Going back to the origins of this bill, communications companies—phone networks, internet service providers, and social media and email websites—all store metadata. It is essential to their business. It is the information that has been used for as long as we have had these types of communication. It is used to manage networks and it is used to collate bills. The problem that has arisen is that these businesses are not retaining the data for as long as they used to. The bipartisan Parliamentary Joint Committee on Intelligence and Security concluded that this has resulted in 'an actual degradation of investigative capabilities of national security agencies'. So, a bipartisan committee says that in losing these records we are losing a tool, a very useful tool, in the fight against crime, terrorism, and child exploitation. This bill will create a consistent standard of record-keeping across our telecommunications industry. It will ensure that the trail of digital breadcrumbs the AFP may need to track down a jihadi recruiter, a hate preacher, someone organising serious fraud, or to stop an act of child exploitation from happening, still exists.

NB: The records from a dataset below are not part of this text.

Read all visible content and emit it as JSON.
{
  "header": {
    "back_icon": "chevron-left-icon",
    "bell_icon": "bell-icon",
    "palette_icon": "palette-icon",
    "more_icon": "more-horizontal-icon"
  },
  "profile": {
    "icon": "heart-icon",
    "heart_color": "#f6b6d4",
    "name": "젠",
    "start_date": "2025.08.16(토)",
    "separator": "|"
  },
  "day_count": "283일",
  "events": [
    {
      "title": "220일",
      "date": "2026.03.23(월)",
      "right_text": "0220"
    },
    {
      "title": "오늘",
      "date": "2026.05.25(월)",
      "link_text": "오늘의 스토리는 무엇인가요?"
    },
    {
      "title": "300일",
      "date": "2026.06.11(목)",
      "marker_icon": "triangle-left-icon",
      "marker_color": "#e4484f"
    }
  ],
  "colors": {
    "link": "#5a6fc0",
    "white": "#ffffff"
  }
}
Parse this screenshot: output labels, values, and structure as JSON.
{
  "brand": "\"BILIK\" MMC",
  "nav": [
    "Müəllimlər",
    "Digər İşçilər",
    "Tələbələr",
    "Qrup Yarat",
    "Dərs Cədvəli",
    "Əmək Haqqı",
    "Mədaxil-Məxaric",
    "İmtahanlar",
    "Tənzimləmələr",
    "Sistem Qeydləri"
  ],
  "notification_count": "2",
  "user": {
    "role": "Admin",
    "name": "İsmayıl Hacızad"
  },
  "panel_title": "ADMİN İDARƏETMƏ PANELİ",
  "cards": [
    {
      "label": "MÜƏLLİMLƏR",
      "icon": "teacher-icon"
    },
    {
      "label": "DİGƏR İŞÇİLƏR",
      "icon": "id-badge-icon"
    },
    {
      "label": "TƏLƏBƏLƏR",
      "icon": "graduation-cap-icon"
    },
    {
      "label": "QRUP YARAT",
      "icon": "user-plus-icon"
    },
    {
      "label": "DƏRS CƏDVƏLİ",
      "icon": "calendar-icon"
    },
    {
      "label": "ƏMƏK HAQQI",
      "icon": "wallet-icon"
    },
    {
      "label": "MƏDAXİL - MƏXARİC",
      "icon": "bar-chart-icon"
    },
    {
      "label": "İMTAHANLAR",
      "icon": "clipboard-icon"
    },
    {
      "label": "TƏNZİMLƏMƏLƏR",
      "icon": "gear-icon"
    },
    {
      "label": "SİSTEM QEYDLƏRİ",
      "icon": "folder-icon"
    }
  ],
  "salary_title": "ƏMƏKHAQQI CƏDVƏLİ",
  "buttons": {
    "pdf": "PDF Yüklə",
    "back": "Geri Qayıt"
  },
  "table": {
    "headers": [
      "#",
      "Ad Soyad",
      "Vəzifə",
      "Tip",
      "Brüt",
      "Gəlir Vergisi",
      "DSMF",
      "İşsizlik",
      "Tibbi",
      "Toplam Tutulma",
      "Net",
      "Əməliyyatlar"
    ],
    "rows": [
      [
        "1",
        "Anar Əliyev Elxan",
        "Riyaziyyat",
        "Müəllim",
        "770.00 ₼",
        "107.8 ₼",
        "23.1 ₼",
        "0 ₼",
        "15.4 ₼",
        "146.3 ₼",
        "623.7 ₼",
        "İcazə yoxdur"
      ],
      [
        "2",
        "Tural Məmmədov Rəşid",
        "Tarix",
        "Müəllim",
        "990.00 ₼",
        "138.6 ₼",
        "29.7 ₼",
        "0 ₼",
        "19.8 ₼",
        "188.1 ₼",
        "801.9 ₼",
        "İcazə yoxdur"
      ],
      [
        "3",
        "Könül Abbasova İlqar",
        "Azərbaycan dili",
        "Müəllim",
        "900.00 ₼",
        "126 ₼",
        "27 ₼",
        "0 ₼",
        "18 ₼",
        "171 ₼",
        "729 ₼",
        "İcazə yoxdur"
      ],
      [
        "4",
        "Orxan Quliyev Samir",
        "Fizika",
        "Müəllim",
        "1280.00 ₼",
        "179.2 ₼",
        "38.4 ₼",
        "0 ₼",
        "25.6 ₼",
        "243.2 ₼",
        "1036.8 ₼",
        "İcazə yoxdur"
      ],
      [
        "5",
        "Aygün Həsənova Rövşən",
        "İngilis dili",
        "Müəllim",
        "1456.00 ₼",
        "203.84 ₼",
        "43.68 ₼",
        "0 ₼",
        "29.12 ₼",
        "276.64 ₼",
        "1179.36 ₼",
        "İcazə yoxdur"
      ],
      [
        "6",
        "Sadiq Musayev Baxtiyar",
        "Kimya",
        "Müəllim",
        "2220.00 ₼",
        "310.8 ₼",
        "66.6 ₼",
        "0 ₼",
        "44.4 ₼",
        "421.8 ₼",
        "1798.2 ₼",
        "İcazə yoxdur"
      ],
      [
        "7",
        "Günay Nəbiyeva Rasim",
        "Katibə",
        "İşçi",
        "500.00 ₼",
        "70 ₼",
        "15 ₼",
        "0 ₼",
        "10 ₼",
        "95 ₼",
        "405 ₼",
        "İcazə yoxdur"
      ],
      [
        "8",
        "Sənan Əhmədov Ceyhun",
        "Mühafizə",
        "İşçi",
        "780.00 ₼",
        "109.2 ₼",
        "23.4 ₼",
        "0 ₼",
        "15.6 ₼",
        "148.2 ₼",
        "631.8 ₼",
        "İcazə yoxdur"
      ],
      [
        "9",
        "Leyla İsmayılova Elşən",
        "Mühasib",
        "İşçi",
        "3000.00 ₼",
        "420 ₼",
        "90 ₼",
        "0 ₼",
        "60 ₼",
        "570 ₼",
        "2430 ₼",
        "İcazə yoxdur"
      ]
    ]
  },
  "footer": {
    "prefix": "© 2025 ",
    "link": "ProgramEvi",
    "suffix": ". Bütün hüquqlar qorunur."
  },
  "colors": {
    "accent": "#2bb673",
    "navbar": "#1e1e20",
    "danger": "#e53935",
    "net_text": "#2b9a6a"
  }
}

Now that we have defined what is actually in play here, I would like to mention to the House some of the safeguards that this legislation includes—the checks and balances that will ensure that the bill before the House today is used for its intended purposes and that individual privacy is preserved. The Privacy Commissioner already has a number of powers relating to compliance with the Privacy Act, and none of that will change. I will tell you something that will change. Fewer organisations will be able to access your communications data—fewer than currently can. This bill will actually tighten up the privacy requirements around metadata. Given the right circumstances, currently around 80 agencies could access your communications metadata. Once this legislation is in place that number will fall. It will go from around 80 organisations to around 20. For the first time, the Commonwealth Ombudsman will have an oversight role over any federal, state or territory agency that accesses this information. To sum up the situation on privacy, we have the Privacy Commissioner still in place, we have fewer agencies able to access these records and we have a new level of oversight by way of the Commonwealth Ombudsman.

Much has been made of the impact this bill will have on whistleblowers and journalists. Again, the debate on this front has gone quite a long way from the reality of the situation. The bill does nothing to repeal whistleblower protections already in place. The bill does not roll back any privacy laws with regard to whistleblowers and it does not remove any of the protections afforded to them. In fact, the bill has additional safeguards in place for journalists, including reducing the number of agencies that can access metadata and restricting access to where it can be used in a criminal trial or a pecuniary matter. It cannot be used to identify sources or leaks unless laws have been broken.

Earlier, I spoke about the work of the Parliamentary Joint Committee on Intelligence and Security. I mentioned the very diligent work of that bipartisan committee, which got us to the position that we are in here today to debate this bill. They released a report on this bill late last month, and remember that this is a bipartisan committee. The committee included Labor Senators Conroy, Faulkner and Wong, and Labor members of this chamber—the member for Blaxland, Jason Clare, the member for Isaacs, and the member for Sydney. I would also like to note, as other members in this House have, that a special thanks is due to the chair of this committee, Dan Tehan, the member for Wannon, who has done an exceptional job.

The report had quite a bit to say about the dataset; the way that this legislation should deal with this dataset; the agencies that should have access to the data; and the oversight mechanisms. This government supported all the recommendations of that committee. There were 39 recommendations and the government supports these. Recommendation 39 of the bipartisan report was that this parliament pass this legislation. With that in mind, I commend the bill to the House.